RECORDS FOR THIS EXERCISE:
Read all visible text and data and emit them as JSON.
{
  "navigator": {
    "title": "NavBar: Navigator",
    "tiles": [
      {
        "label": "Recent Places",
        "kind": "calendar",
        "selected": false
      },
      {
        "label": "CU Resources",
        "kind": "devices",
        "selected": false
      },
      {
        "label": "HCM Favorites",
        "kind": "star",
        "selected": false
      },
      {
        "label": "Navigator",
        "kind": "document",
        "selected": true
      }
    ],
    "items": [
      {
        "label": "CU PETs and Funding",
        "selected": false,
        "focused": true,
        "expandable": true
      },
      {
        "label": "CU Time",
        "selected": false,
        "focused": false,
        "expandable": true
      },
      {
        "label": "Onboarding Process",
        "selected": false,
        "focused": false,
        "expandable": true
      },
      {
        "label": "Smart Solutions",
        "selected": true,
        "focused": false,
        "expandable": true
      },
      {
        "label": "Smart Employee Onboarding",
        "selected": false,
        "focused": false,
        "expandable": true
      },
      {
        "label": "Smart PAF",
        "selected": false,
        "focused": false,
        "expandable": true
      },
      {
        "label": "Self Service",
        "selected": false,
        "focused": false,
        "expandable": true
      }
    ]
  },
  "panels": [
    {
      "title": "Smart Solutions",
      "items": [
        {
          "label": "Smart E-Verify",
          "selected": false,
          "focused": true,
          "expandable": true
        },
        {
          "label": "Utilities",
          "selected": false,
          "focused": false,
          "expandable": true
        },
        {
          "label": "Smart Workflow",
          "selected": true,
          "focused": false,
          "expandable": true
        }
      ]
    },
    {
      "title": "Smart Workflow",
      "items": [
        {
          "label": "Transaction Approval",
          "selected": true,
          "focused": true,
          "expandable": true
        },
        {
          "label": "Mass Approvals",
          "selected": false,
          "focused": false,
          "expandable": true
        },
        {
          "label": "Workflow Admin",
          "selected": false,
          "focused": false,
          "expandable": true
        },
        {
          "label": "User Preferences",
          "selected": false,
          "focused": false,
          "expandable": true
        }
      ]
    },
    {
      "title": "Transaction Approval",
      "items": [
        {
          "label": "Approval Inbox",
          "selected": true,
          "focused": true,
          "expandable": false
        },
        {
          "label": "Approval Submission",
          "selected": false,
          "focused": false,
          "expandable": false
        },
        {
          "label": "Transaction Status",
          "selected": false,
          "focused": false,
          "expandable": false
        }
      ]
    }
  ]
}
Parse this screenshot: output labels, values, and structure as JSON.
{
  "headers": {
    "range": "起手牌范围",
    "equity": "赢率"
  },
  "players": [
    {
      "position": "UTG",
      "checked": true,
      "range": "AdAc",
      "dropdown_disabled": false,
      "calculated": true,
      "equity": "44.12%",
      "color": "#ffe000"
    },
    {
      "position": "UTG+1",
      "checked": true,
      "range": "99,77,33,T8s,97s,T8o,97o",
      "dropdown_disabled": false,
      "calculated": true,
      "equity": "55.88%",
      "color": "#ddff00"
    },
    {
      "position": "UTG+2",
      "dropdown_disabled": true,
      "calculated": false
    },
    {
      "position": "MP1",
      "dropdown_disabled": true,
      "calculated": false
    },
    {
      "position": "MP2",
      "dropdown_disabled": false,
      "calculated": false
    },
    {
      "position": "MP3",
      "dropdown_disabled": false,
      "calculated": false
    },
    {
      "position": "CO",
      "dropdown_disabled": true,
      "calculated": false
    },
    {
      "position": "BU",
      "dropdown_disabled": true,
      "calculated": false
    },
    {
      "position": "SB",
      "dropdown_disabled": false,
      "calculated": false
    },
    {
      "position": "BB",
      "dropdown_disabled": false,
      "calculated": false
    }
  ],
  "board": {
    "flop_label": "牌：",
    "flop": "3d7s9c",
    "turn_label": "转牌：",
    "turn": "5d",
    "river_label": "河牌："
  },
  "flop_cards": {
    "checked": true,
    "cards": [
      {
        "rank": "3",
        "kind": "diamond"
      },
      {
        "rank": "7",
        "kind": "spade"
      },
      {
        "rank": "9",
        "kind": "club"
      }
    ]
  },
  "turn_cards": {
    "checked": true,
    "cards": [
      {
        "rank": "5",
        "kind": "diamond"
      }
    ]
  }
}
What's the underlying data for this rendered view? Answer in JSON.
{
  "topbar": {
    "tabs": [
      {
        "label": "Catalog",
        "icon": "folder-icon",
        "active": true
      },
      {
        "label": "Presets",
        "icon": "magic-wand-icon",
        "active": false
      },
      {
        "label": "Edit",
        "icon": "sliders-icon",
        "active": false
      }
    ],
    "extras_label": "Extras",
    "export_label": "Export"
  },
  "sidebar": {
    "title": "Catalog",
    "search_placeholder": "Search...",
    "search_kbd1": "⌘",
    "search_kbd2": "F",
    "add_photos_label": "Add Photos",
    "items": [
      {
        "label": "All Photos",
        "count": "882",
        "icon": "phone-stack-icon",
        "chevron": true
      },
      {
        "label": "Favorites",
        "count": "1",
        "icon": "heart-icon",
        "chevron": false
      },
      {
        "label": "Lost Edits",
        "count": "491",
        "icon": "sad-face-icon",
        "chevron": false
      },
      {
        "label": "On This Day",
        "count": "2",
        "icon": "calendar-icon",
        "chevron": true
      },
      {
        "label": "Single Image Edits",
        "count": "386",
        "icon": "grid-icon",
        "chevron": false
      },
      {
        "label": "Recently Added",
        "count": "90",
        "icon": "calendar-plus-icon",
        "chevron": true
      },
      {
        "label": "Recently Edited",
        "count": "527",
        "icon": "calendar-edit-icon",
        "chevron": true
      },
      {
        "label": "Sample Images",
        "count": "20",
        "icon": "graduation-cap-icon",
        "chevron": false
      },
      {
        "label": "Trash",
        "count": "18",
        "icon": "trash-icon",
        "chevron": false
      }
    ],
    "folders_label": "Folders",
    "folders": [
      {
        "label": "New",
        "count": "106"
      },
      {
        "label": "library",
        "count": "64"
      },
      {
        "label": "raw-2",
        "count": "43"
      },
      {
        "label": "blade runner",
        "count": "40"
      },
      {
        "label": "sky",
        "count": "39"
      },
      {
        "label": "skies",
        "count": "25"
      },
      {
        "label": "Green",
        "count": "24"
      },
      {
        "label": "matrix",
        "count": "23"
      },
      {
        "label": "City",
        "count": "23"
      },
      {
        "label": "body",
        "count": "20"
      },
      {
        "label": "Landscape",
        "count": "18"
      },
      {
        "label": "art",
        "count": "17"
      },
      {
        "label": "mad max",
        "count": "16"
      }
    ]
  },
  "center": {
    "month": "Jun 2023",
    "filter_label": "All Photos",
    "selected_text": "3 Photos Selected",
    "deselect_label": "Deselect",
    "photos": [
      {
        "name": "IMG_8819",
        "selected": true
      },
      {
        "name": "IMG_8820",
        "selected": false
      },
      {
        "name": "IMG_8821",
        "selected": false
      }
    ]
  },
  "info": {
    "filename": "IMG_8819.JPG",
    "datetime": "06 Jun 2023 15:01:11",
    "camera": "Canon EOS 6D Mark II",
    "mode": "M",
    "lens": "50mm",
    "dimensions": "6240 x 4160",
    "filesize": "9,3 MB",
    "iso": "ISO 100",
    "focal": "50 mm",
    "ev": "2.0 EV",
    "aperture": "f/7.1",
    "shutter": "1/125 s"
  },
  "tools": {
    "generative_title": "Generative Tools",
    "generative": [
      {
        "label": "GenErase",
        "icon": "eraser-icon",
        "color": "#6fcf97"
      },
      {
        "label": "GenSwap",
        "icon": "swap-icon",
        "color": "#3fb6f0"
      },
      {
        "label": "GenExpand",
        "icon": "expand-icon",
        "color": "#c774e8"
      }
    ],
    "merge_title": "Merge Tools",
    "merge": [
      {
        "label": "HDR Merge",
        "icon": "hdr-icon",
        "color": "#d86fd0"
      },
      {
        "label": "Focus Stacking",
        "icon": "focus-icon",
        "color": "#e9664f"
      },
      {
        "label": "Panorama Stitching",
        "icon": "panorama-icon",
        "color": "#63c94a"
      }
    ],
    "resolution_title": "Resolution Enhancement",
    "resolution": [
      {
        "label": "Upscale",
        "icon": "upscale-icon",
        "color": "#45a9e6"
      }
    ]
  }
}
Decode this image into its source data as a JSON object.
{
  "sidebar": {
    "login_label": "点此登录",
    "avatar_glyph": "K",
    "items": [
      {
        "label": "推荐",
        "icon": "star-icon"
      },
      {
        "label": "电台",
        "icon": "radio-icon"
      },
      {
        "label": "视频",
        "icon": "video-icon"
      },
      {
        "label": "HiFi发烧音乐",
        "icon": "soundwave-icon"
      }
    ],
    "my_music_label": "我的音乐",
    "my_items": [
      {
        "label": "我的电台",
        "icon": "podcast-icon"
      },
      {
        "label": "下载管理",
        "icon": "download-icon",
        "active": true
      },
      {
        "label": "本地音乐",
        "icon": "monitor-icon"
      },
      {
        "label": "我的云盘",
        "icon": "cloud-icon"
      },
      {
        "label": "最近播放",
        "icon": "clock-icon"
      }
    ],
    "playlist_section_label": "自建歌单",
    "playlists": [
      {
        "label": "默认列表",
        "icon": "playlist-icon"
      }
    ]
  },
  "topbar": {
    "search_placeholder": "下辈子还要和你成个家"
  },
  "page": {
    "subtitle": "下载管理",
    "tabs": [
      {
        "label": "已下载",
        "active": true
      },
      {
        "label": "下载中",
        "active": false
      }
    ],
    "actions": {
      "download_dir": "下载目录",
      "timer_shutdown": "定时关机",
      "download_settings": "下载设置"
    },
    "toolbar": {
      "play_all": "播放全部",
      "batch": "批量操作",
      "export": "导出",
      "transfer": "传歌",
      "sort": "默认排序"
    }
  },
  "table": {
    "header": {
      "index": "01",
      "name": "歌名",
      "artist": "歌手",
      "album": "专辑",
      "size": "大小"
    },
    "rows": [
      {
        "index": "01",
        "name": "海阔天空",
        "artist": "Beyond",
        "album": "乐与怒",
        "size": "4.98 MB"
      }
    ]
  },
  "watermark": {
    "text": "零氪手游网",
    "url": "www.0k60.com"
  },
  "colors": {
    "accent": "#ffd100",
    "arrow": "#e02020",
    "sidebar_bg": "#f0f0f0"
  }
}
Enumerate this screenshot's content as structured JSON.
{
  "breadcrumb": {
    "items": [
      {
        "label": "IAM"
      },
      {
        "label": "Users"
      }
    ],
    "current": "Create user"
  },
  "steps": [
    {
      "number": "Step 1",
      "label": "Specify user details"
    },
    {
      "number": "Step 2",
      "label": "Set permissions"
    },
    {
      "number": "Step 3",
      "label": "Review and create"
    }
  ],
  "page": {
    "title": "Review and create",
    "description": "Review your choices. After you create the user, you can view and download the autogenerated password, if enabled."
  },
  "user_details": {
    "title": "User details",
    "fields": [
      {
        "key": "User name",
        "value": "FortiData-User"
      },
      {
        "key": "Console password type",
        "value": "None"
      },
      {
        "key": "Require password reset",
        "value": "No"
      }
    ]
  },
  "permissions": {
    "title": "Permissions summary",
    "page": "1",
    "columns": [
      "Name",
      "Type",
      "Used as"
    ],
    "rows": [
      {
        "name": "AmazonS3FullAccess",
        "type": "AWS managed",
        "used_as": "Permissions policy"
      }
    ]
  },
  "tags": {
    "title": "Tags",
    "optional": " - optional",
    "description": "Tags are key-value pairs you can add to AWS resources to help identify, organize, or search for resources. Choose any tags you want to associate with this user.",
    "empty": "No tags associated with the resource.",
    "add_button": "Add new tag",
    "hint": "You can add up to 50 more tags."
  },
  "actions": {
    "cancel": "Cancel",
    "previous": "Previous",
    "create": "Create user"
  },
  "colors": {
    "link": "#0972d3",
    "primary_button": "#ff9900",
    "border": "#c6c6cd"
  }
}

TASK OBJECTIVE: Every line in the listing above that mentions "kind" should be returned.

EXERCISE OUTPUT:
        "kind": "calendar",
        "kind": "devices",
        "kind": "star",
        "kind": "document",
        "kind": "diamond"
        "kind": "spade"
        "kind": "club"
        "kind": "diamond"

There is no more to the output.